Calculating the sum of squares of elements in a list in Python can be accomplished in several straightforward ways. Here, we explore a few efficient methods to achieve this.
###### Method 1: Using a For Loop

The most basic approach involves iterating through the list with a for loop and summing the squares manually.
def sum_of_squares(numbers):
total = 0
for number in numbers:
total += number ** 2
return total
# Example usage
numbers = [1, 2, 3, 4]
result = sum_of_squares(numbers)
print(result) # Output: 30

###### Method 2: Using List Comprehension

List comprehensions provide a more concise way to achieve the same result without the need for explicit loops.
def sum_of_squares(numbers):
return sum([number ** 2 for number in numbers])
# Example usage
numbers = [1, 2, 3, 4]
result = sum_of_squares(numbers)
print(result) # Output: 30

###### Method 3: Using the *map()* function

The *map()* function applies a given function to all items in an input list and can be used to compute squares.
def sum_of_squares(numbers):
return sum(map(lambda x: x ** 2, numbers))
# Example usage
numbers = [1, 2, 3, 4]
result = sum_of_squares(numbers)
print(result) # Output: 30

###### Method 4: Using NumPy Library

For larger datasets and performance-critical applications, leveraging the NumPy library can significantly enhance performance.
import numpy as np
def sum_of_squares(numbers):
return np.sum(np.square(numbers))
# Example usage
numbers = np.array([1, 2, 3, 4])
result = sum_of_squares(numbers)
print(result) # Output: 30

###### Conclusion

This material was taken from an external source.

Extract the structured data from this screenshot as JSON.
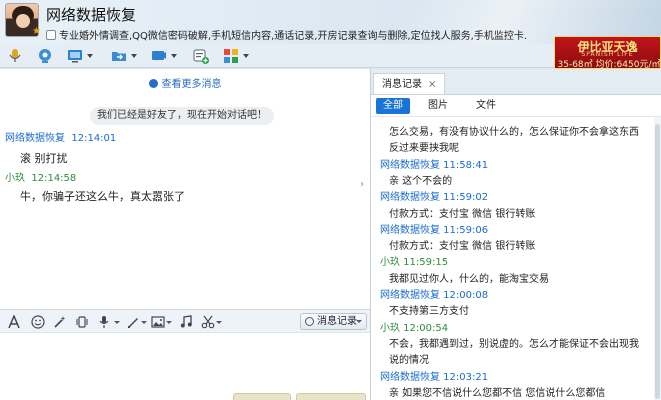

Each method has its advantages, and the choice depends on the specific needs of your application. For simplicity and readability, the list comprehension or for loop methods are recommended for smaller lists. For larger datasets, utilizing the NumPy library can lead to improved performance and is generally preferred in scientific computing contexts.